In an expected but unfortunate development for investors, Motor Oil was dropped from the Morgan Stanley Capital International (MSCI) Greece large cap index in the early hours of the morning.
Through the adventurous history of Greece’s participation in the MSCI indices, the initially promising - and subsequently disappointing - course of the ATHEX is written out with great clarity, as the Greek MSCI has yielded only 3.5% since 2005, while profits from the two key MSCI indices exceed 250%.
Motor Oil's exit from the Greek MSCI large cap index, with a transition to the low capitalization index was predicted based on the numbers. When it joined the index, in August 2018, the group’s capitalization exceeded 2 billion euros, while now it has been reduced by half, to about 1 billion euros. The exit from the index is estimated to cost the share net outflows from passive funds (index funds) of about 30 million euros.
It is noted that for MSCI the main criterion for adding shares to its indices is the free float of shares, those that are not controlled by the main shareholder. It is clarified that there is no fixed reference limit to judge whether a stock is included in the high or low capitalization index, but this constantly changes depending on the performance of stock markets (when they rise, the limits increase).
The MSCI avoided replacing Motor Oil with another stock in this revision, which takes effect later this month, although many analysts argue that Mytilineos' market capitalization would justify its listing in the large cap index. Thus, the Greek market is represented by only three shares in the large cap index: OTE, OPAP and Jumbo. Three shares is the minimum set by MSCI for the formation of a local index. The only share favored by this revision was that of ELPE, which was included in the small capitalization index, taking the place of HELEX.
The case of Greece is perhaps the worst example of a stock market failing that is monitored by MSCI. In June 2013, the Athens Stock Exchange became the first and only one in the history of MSCI (since 1987), which was downgraded from the developed market category to that of emerging market. Downward revisions of other countries have also taken place, of course, in other cases as well, but only in the case of Greece was the revision recorded from the top tier of developed countries.
The MSCI had then stressed that the ATHEX did not meet the basic criteria to participate in developed markets, as for two years its capitalization had fallen below the minimum while it had not followed the progress made by other markets in improving trading practices. Behind all this, of course, was the most serious issue: that the country was fighting to stay in the eurozone, in a battle which continued for several more years.
One could hardly have predicted this failure in May 2001, when Greece switched from the MSCI emerging market index to the playing field of developed markets, securing the privilege of access to huge investment funds. At that time, Greece was living the miracle of entering the monetary union of Europe and everyone was anticipating that the ATHEX could stand with dignity next to the developed markets.
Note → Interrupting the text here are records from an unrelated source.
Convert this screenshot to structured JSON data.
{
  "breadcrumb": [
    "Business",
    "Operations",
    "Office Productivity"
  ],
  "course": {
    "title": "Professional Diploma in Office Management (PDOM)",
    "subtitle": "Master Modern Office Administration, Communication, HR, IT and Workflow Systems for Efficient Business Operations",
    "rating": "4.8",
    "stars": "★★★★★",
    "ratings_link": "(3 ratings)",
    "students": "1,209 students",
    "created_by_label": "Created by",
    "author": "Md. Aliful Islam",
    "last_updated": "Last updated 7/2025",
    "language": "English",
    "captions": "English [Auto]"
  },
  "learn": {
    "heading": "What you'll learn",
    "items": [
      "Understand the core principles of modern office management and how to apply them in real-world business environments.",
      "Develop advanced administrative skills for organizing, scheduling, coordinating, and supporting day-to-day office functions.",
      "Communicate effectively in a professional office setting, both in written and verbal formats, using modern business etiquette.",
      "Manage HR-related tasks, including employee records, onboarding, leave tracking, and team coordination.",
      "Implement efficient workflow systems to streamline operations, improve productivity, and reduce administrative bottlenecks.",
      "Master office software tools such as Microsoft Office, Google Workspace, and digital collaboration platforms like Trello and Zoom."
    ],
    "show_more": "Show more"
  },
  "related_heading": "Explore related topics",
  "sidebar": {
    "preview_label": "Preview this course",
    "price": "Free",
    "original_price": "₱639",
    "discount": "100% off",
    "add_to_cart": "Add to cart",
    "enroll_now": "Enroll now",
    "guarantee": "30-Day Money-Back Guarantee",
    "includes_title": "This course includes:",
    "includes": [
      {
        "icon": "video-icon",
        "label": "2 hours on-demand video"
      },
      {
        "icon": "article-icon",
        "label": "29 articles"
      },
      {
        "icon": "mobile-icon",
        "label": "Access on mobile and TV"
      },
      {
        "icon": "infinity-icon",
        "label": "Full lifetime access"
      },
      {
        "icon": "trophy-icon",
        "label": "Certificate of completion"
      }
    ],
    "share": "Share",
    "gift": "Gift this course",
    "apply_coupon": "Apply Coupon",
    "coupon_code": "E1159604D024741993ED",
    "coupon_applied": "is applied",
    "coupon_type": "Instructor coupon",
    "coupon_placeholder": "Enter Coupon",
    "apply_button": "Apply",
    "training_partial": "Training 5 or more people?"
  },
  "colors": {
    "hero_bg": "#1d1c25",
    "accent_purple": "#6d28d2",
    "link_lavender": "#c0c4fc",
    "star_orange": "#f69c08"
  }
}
MSCI data show very clearly how the ATHEX disappointed the international investment community. As shown in the graph, MSCI Greece from October 2005 until the beginning of 2010, when the country was on the verge of bankruptcy, there was a high degree of correlation with the global index - MSCI flagship, the ACWI, but also the emerging index markets, MSCI Emerging Markets.
The country’s fiscal and economic collapse, which brought it close to exiting the eurozone, dramatically separated the course of the Greek MSCI from the other two indices, which followed an upward course, while the Greek index slid constantly lower.
Cumulative performance of the MSCI Greece index
The annual returns of the period 2006-2020 are also interesting, especially if one correlates them with the economic and political events of the period. 2006 was the only year before the crisis, where the Greek market outperformed the indices of developed and emerging markets. The crisis of 2008 showed, however, that the then government's theories of a "fortified" economy had little to do with reality. It turned out that the stock market was completely exposed and fell 66%, much more than the developed and emerging peers.
2010 proved to be a catastrophic year, when the battle to avoid a general economic collapse began, but also in 2015, when negotiations with the Europeans brought the country close to exiting the euro. These two years, as well as in 2008, brought negative returns that exceeded 60% for foreign investors who follow the MSCI indices. The first year that perhaps marked the exit from this adventure was in 2019, when with a yield of 43% MSCI Greece surpassed the two main MSCI indicators. This was followed, however, by the pandemic that separated the Greece MSCI index again this year, from the other two indices.